NEW ORLEANS -- A severely corroded pipeline ruptured and spilled more than 300,000 gallons of diesel fuel just outside New Orleans after needed repairs on the line were delayed by its operator, according to federal records.
Most of the fuel drained into two artificial ponds called "borrow pits" and thousands of fish, birds and other animals were killed, state and local officials said. Most of the fuel was recovered, according to the pipeline owner.
The company has repaired the line since the spill and resumed operations, PBF Vice President Michael Karlovich told The Associated Press in an email Wednesday.
The spill from the 16-inch-diameter line operated by Collins Pipeline Co. was discovered Dec. 27 near a levee in St. Bernard Parish, just east of New Orleans, according to documents from the Pipeline and Hazardous Materials Safety Administration.
An inspection of the 42-year-old Meraux Pipeline more than a year earlier, in October 2020, revealed external corrosion along a 22-foot section of pipe in the same area as the spill.

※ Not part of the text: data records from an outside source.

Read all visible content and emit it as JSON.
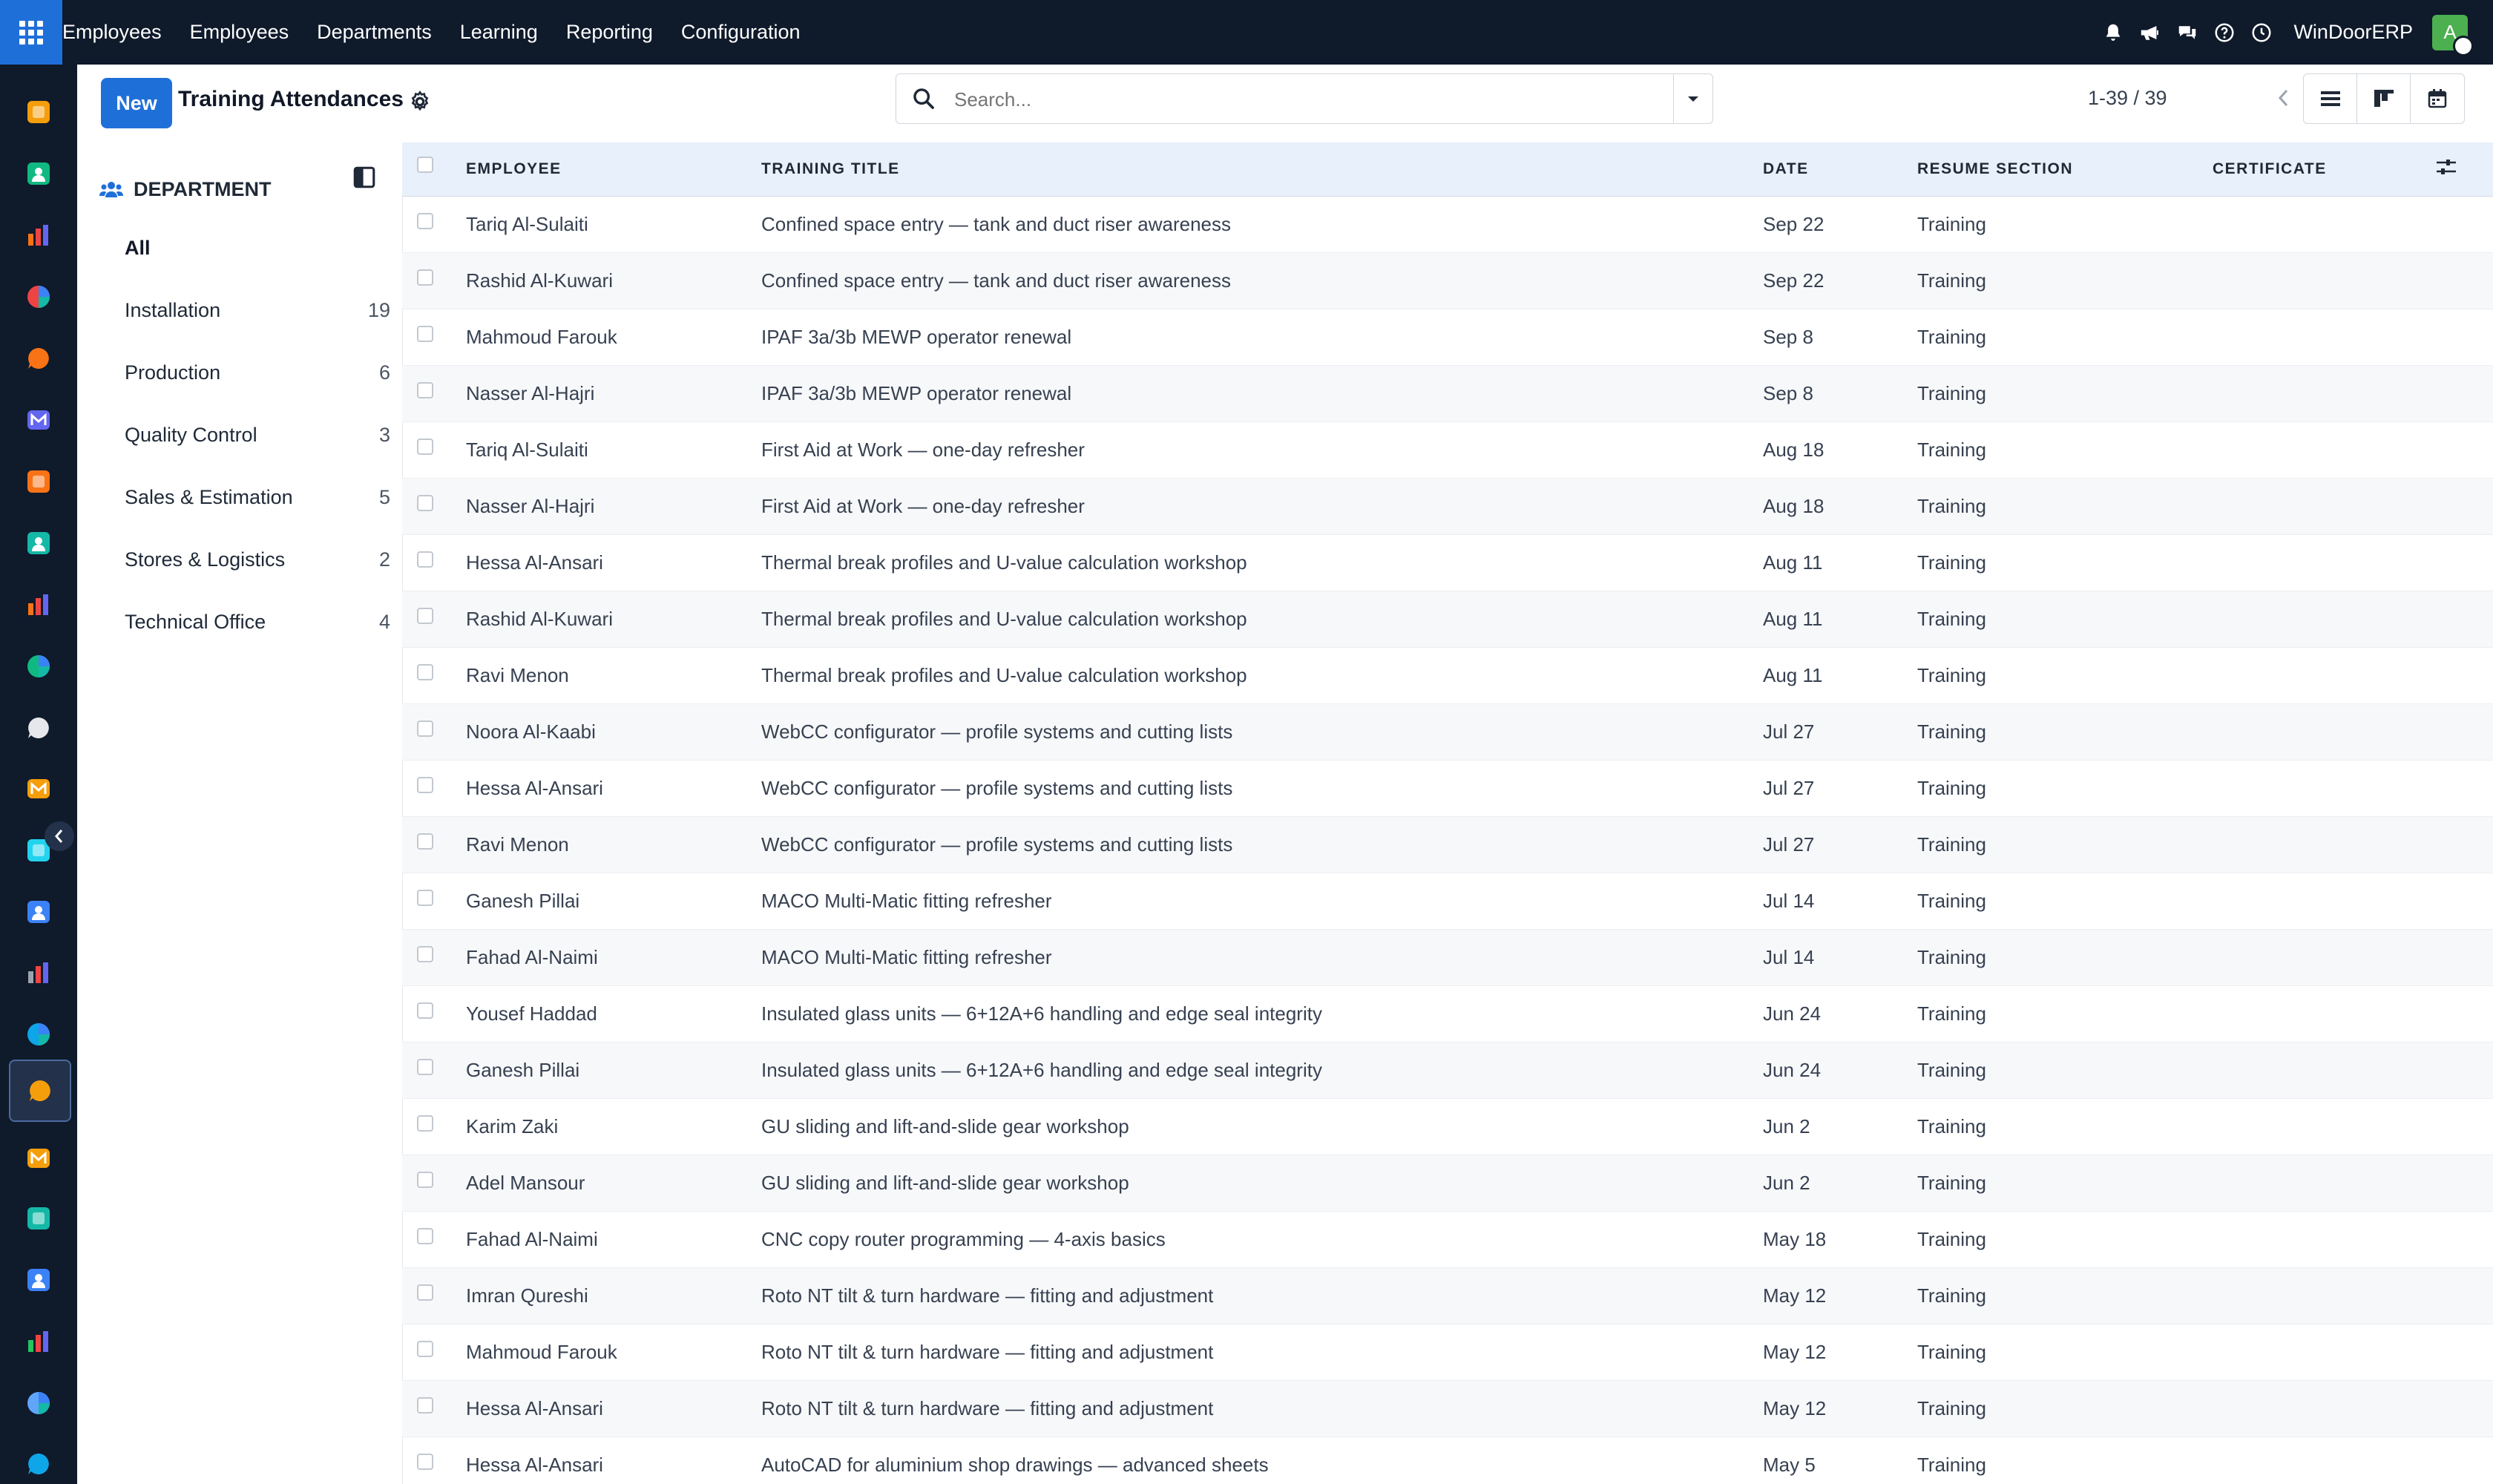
{
  "topbar": {
    "brand": "Employees",
    "menu": [
      "Employees",
      "Departments",
      "Learning",
      "Reporting",
      "Configuration"
    ],
    "company": "WinDoorERP",
    "avatar_letter": "A"
  },
  "rail_apps": [
    {
      "name": "discuss",
      "color": "#f59e0b"
    },
    {
      "name": "contacts",
      "color": "#10b981"
    },
    {
      "name": "reporting",
      "color": "#f97316"
    },
    {
      "name": "dashboards",
      "color": "#ef4444"
    },
    {
      "name": "livechat",
      "color": "#f97316"
    },
    {
      "name": "email-marketing",
      "color": "#6366f1"
    },
    {
      "name": "sms",
      "color": "#f97316"
    },
    {
      "name": "surveys",
      "color": "#14b8a6"
    },
    {
      "name": "sales",
      "color": "#f97316"
    },
    {
      "name": "contacts-2",
      "color": "#10b981"
    },
    {
      "name": "inventory",
      "color": "#e5e7eb"
    },
    {
      "name": "notes",
      "color": "#f59e0b"
    },
    {
      "name": "project",
      "color": "#22d3ee"
    },
    {
      "name": "knowledge",
      "color": "#3b82f6"
    },
    {
      "name": "packages",
      "color": "#9ca3af"
    },
    {
      "name": "invoicing",
      "color": "#0ea5e9"
    },
    {
      "name": "employees",
      "color": "#f59e0b"
    },
    {
      "name": "calendar",
      "color": "#f59e0b"
    },
    {
      "name": "sign",
      "color": "#14b8a6"
    },
    {
      "name": "planning",
      "color": "#3b82f6"
    },
    {
      "name": "whatsapp",
      "color": "#22c55e"
    },
    {
      "name": "timesheets",
      "color": "#60a5fa"
    },
    {
      "name": "website",
      "color": "#0ea5e9"
    }
  ],
  "control": {
    "new_label": "New",
    "title": "Training Attendances",
    "search_placeholder": "Search...",
    "pager": "1-39 / 39"
  },
  "sidepanel": {
    "header": "DEPARTMENT",
    "items": [
      {
        "label": "All",
        "count": ""
      },
      {
        "label": "Installation",
        "count": "19"
      },
      {
        "label": "Production",
        "count": "6"
      },
      {
        "label": "Quality Control",
        "count": "3"
      },
      {
        "label": "Sales & Estimation",
        "count": "5"
      },
      {
        "label": "Stores & Logistics",
        "count": "2"
      },
      {
        "label": "Technical Office",
        "count": "4"
      }
    ]
  },
  "table": {
    "columns": {
      "employee": "EMPLOYEE",
      "title": "TRAINING TITLE",
      "date": "DATE",
      "resume": "RESUME SECTION",
      "certificate": "CERTIFICATE"
    },
    "rows": [
      {
        "employee": "Tariq Al-Sulaiti",
        "title": "Confined space entry — tank and duct riser awareness",
        "date": "Sep 22",
        "resume": "Training",
        "certificate": ""
      },
      {
        "employee": "Rashid Al-Kuwari",
        "title": "Confined space entry — tank and duct riser awareness",
        "date": "Sep 22",
        "resume": "Training",
        "certificate": ""
      },
      {
        "employee": "Mahmoud Farouk",
        "title": "IPAF 3a/3b MEWP operator renewal",
        "date": "Sep 8",
        "resume": "Training",
        "certificate": ""
      },
      {
        "employee": "Nasser Al-Hajri",
        "title": "IPAF 3a/3b MEWP operator renewal",
        "date": "Sep 8",
        "resume": "Training",
        "certificate": ""
      },
      {
        "employee": "Tariq Al-Sulaiti",
        "title": "First Aid at Work — one-day refresher",
        "date": "Aug 18",
        "resume": "Training",
        "certificate": ""
      },
      {
        "employee": "Nasser Al-Hajri",
        "title": "First Aid at Work — one-day refresher",
        "date": "Aug 18",
        "resume": "Training",
        "certificate": ""
      },
      {
        "employee": "Hessa Al-Ansari",
        "title": "Thermal break profiles and U-value calculation workshop",
        "date": "Aug 11",
        "resume": "Training",
        "certificate": ""
      },
      {
        "employee": "Rashid Al-Kuwari",
        "title": "Thermal break profiles and U-value calculation workshop",
        "date": "Aug 11",
        "resume": "Training",
        "certificate": ""
      },
      {
        "employee": "Ravi Menon",
        "title": "Thermal break profiles and U-value calculation workshop",
        "date": "Aug 11",
        "resume": "Training",
        "certificate": ""
      },
      {
        "employee": "Noora Al-Kaabi",
        "title": "WebCC configurator — profile systems and cutting lists",
        "date": "Jul 27",
        "resume": "Training",
        "certificate": ""
      },
      {
        "employee": "Hessa Al-Ansari",
        "title": "WebCC configurator — profile systems and cutting lists",
        "date": "Jul 27",
        "resume": "Training",
        "certificate": ""
      },
      {
        "employee": "Ravi Menon",
        "title": "WebCC configurator — profile systems and cutting lists",
        "date": "Jul 27",
        "resume": "Training",
        "certificate": ""
      },
      {
        "employee": "Ganesh Pillai",
        "title": "MACO Multi-Matic fitting refresher",
        "date": "Jul 14",
        "resume": "Training",
        "certificate": ""
      },
      {
        "employee": "Fahad Al-Naimi",
        "title": "MACO Multi-Matic fitting refresher",
        "date": "Jul 14",
        "resume": "Training",
        "certificate": ""
      },
      {
        "employee": "Yousef Haddad",
        "title": "Insulated glass units — 6+12A+6 handling and edge seal integrity",
        "date": "Jun 24",
        "resume": "Training",
        "certificate": ""
      },
      {
        "employee": "Ganesh Pillai",
        "title": "Insulated glass units — 6+12A+6 handling and edge seal integrity",
        "date": "Jun 24",
        "resume": "Training",
        "certificate": ""
      },
      {
        "employee": "Karim Zaki",
        "title": "GU sliding and lift-and-slide gear workshop",
        "date": "Jun 2",
        "resume": "Training",
        "certificate": ""
      },
      {
        "employee": "Adel Mansour",
        "title": "GU sliding and lift-and-slide gear workshop",
        "date": "Jun 2",
        "resume": "Training",
        "certificate": ""
      },
      {
        "employee": "Fahad Al-Naimi",
        "title": "CNC copy router programming — 4-axis basics",
        "date": "May 18",
        "resume": "Training",
        "certificate": ""
      },
      {
        "employee": "Imran Qureshi",
        "title": "Roto NT tilt & turn hardware — fitting and adjustment",
        "date": "May 12",
        "resume": "Training",
        "certificate": ""
      },
      {
        "employee": "Mahmoud Farouk",
        "title": "Roto NT tilt & turn hardware — fitting and adjustment",
        "date": "May 12",
        "resume": "Training",
        "certificate": ""
      },
      {
        "employee": "Hessa Al-Ansari",
        "title": "Roto NT tilt & turn hardware — fitting and adjustment",
        "date": "May 12",
        "resume": "Training",
        "certificate": ""
      },
      {
        "employee": "Hessa Al-Ansari",
        "title": "AutoCAD for aluminium shop drawings — advanced sheets",
        "date": "May 5",
        "resume": "Training",
        "certificate": ""
      }
    ]
  },
  "colors": {
    "navbar": "#0f1a2b",
    "primary": "#1f6fd9",
    "header_row": "#e8f0fb",
    "avatar": "#4caf50"
  }
}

But repairs were delayed and the line continued operating after a subsequent inspection indicated the corrosion was not bad enough to require work immediately under federal regulations, according to the pipeline agency.

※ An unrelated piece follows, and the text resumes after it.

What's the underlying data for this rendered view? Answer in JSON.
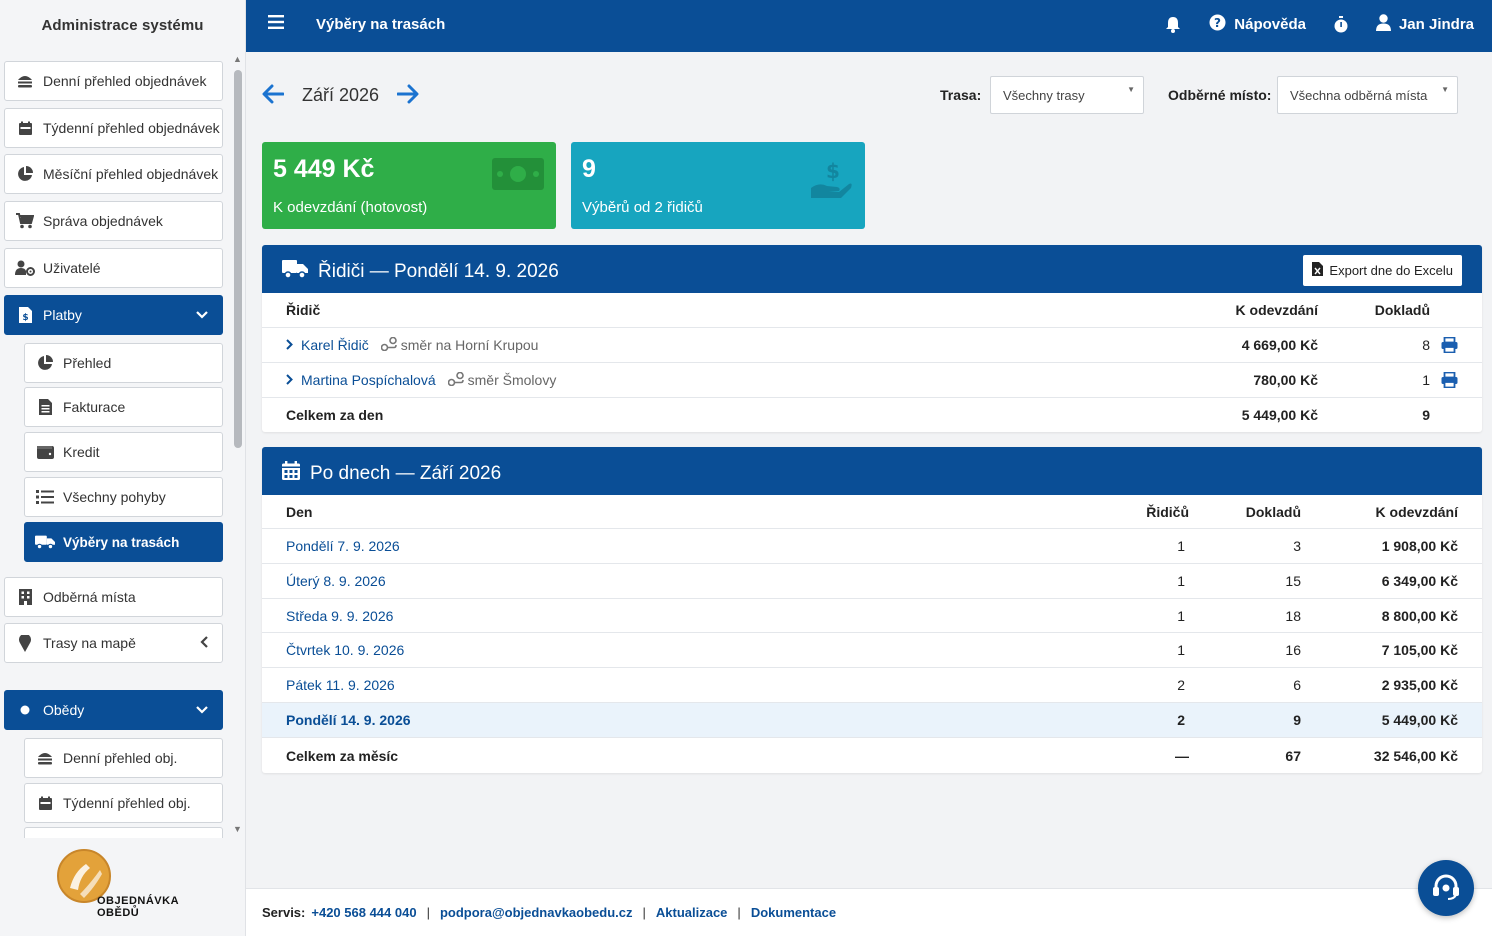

The spilled fuel also contaminated soil in an environmentally sensitive area near the Mississippi River Gulf Outlet, a closed canal, according to state and federal officials.

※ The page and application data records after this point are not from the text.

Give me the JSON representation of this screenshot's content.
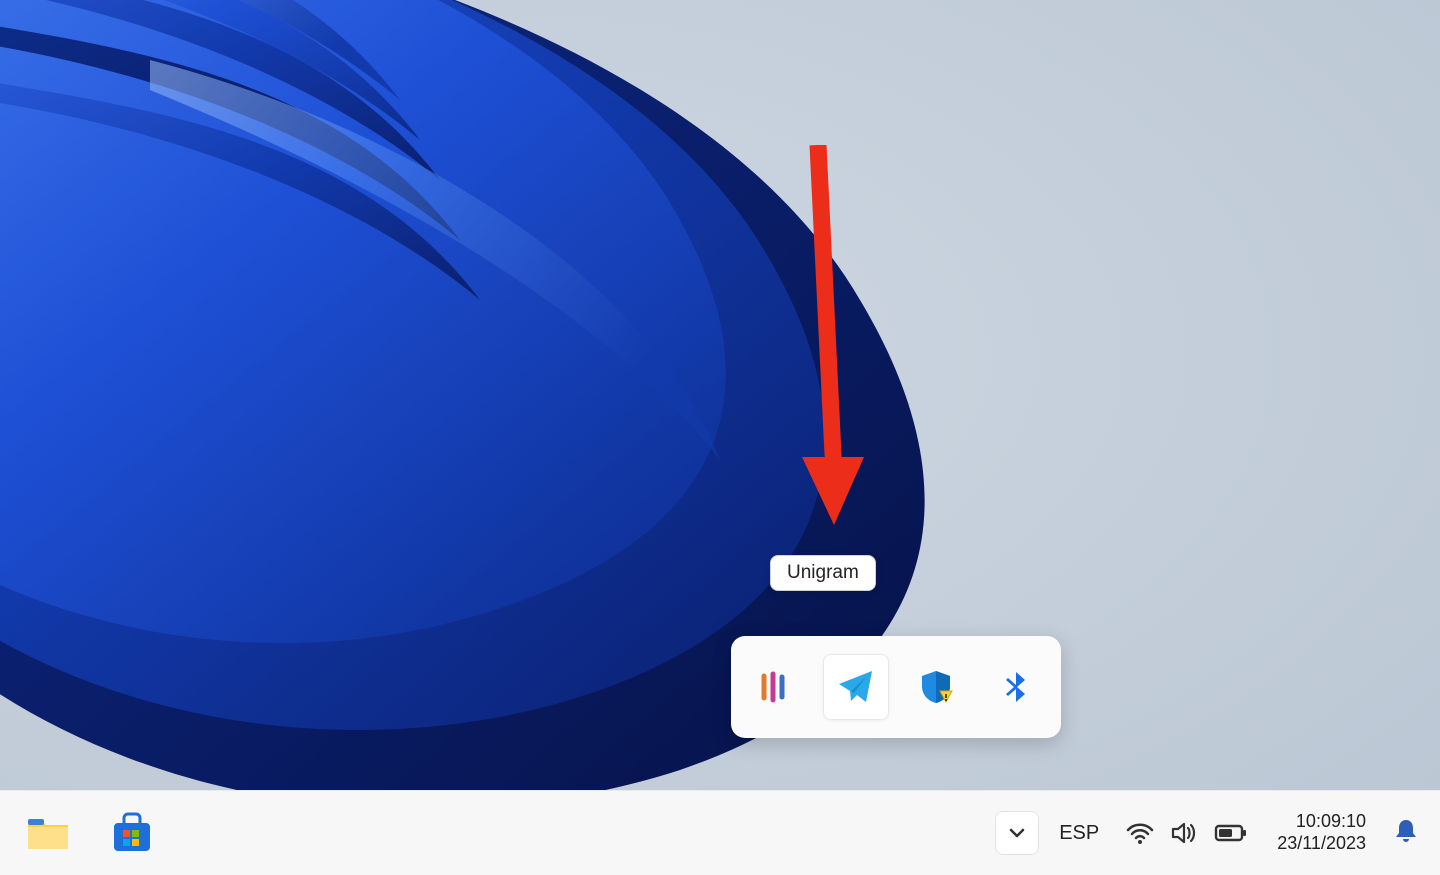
{
  "tooltip_label": "Unigram",
  "tray_flyout_items": [
    {
      "name": "app-generic",
      "selected": false
    },
    {
      "name": "unigram",
      "selected": true
    },
    {
      "name": "windows-security",
      "selected": false
    },
    {
      "name": "bluetooth",
      "selected": false
    }
  ],
  "taskbar": {
    "apps": [
      {
        "name": "file-explorer"
      },
      {
        "name": "microsoft-store"
      }
    ],
    "language": "ESP",
    "time": "10:09:10",
    "date": "23/11/2023"
  }
}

Diesel is considered a highly toxic petroleum product that can kill fish and plants that come into direct contact with it, according to the National Oceanic and Atmospheric Administration. Fuel from small spills can evaporate or disperse naturally in just a couple of days but larger spills can take months to degrade.
A pipeline safety advocate said it was "maddening" that the corrosion was known about for more than a year prior to the spill yet fuel kept flowing through the 125-mile-long (200-kilometer-long) line from Chalmette to a storage terminal in Collins, Mississippi.
Collins Pipeline is a subsidiary of Parsippany, N.J.-based PBF Energy Inc., which owns six petroleum refineries in the U.S. including the Chalmette Refinery in St. Bernard Parish.